Oh, It’s Patching Time Again
Yesterday Microsoft patched
three newly discovered flaws. Two of the flaws are critical, and as with most
critical flaws, allows hackers to commandeer unpatched systems. Windows XP and
Windows Server 2003 with recent service packs still need to be patched.
My question is: Will Vista and IE7 be more secure than the Swiss cheese that
is XP and IE6? Let me know at firstname.lastname@example.org.
Microsoft used the patch announcement to get users to sign up for Microsoft
Update, through which security
tools are installed automatically.
Microsoft AntiSpyware and Its Sneaky New Name
For once, Microsoft has come up with a cool, meaningful product name, as its
new anti-spyware product will no longer be known as Microsoft AntiSpyware but
as Windows Defender. But not all is well in Defender land, as new Redmond columnist
Mary Jo Foley (of Microsoft-Watch.com) reports.
It seems that Microsoft officials contacted a 22-year-old Australian, told him
he was violating their trademark, and the young man quickly caved in -- giving
up the name free of charge.

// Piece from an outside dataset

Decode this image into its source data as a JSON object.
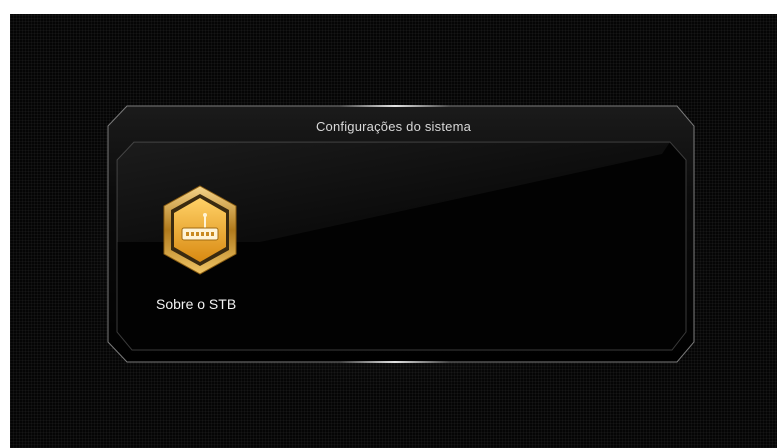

Apparently, Adam Lyttle, creator of the original
Windows Defender, didn’t realize that Microsoft was going to use the name
to Redmond Report
was originally published in our weekly Redmond Report newsletter.
To subscribe, click here.
Borland Snags a Redmond-ite
Years ago Microsoft stole away every good Borland executive it could find, including
Brad Silverberg, who went on to launch Windows 95 (among other things) and is
now a venture capitalist (who invested in Linux/Windows interoperability vendor
More than a decade later, Borland is fighting back, having hired
Tod Nielsen as its CEO. Nielsen, mostly known as the man who launched Access,
has been kicking around at startups and BEA in recent years.
There is a huge irony here. You long-timers might remember how Access was in
a race against Paradox for Windows as to which would ship first. Quality-conscious
Borland waited until its DBMS was fully debugged. Meanwhile Microsoft shipped
a bug-laden product, and sold it at the then rock-bottom price of $99. Virtually
the entire DBMS community went for Access, and actually started to use it when
the first upgrade (which should have been the first commercial release) came
out. It was game over for Paradox. Not sure if that little anecdote made it
into Nielsen’s first company speech.
Oracle Loses a Redmond-ite
Hope this isn’t an omen for Nielsen, but Oracle hired
and lost (fired or resigned, you decide) a major Microsoft exec, all in
the space of four months. Greg Maffei joined the DBMS giant as CFO, only to
leave after reports of infighting and conflict. As with all these deals, the
truth of whether Maffei was fired or left on his own accord is thoroughly obscured
by the boilerplate “left to pursue other opportunities” corporate
Doug Barney is editor in chief of Redmond magazine and the VP, editorial director of Redmond Media Group.